  • [Show abstract] [Hide abstract] ABSTRACT: The cardioreduction (Batista) procedure is a new surgical procedure being clinically performed for end-stage heart failure. It is the most recent of operations based on the concept of ventricular remodeling, among which dynamic cardiomyoplasty and temporary left ventricular assist device support are alternatives. Since the initial published report in 1996,cardioreduction has quickly been embraced by the public and many medical institutions throughout the world as an option to cardiac transplantation. There is very little scientific evidence regarding the beneficial effect and physiological principles behind cardioreduction. Since several clinical series are beginning to appear on the short-term results of cardioreduction, it is important to delineate the theoretical basis for the procedure. Cardioreduction is purported to be beneficial because it normalizes the cardiac ventricular mass-to-volume ratio. This review attempts to present the literature evidence of a universal ventricular mass-to-volume ratio and the physiological principle for cardioreduction.
    No preview · Article · Nov 1997 · Heart Failure Reviews
  • [Show abstract] [Hide abstract] ABSTRACT: Surgical reconstruction of physiological shape and size of a postischemically remodeled left ventricle has been advocated to improve ventricular function and improve patient long-term outcome. What initially started as linear aneurysm resection surgery developed over the years into the endoventricular repair techniques (surgical ventricular reconstruction, SVR) that have also been applied in patients with postischemically dilated ventricles and mainly anterior akinesia. SVR improved function as measured by the ejection fraction. Whether it affects survival was finally tested in the largest surgical trial ever conducted, the STICH trial (Surgical Treatment for IsChemic Heart failure). The trial, however, presented rather sobering information with its Hypothesis 2 outcome by demonstrating identical 5-year survival rates between SVR plus bypass grafting (CABG) and CABG alone. SVR also did not improve quality of life. This neutral finding spawned a series of critical responses with respect to trial design and conduct accompanied by appropriate responses by the trial's leadership. At the end of this dispute, it appears that SVR has been accepted as not very useful for most patients and is less and less performed in daily practice. What remains is a series of different perspectives that will be discussed in this review. The conclusion will be that SVR may be of low value for the patient with dilated and massively remodeled ventricles, but the technique bears therapeutic potential for some patients for different reasons so that the surgeon's ability to perform this operation should not get lost.

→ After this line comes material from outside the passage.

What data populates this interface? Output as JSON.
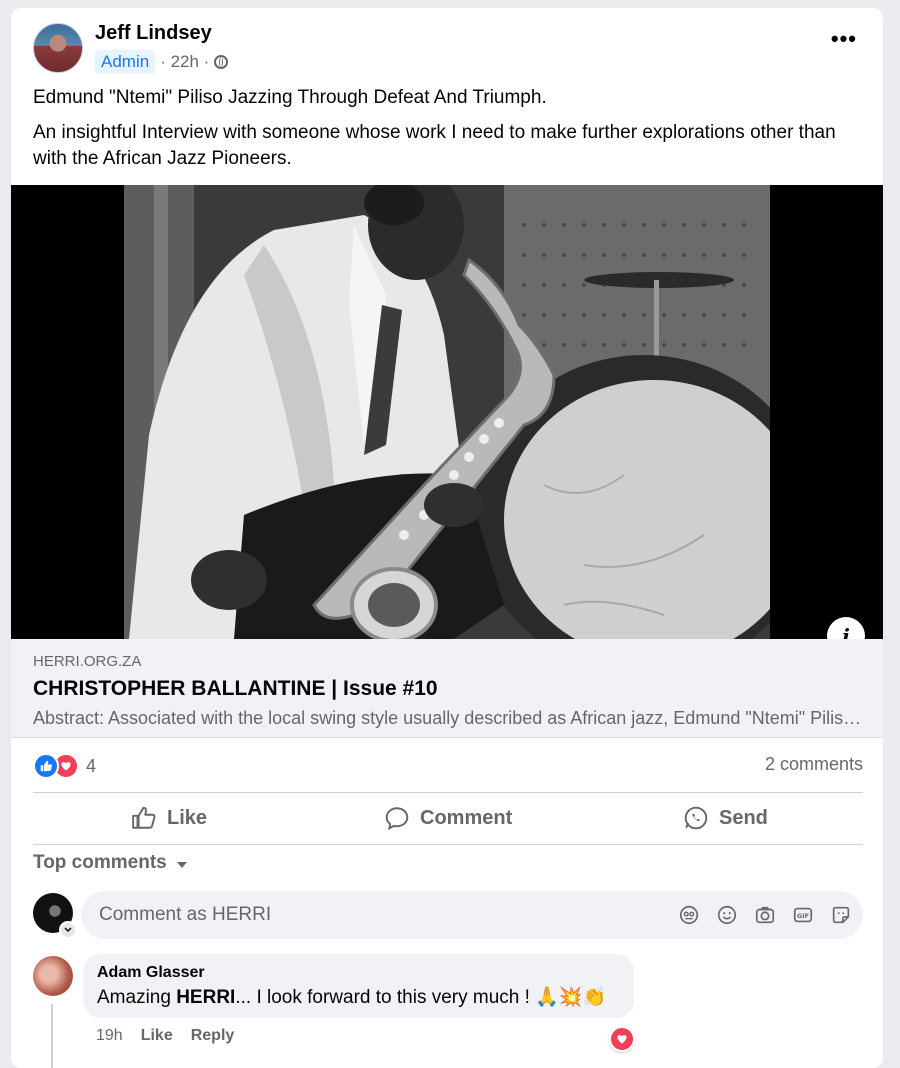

    No preview · Article · Jan 2012 · Heart Failure Reviews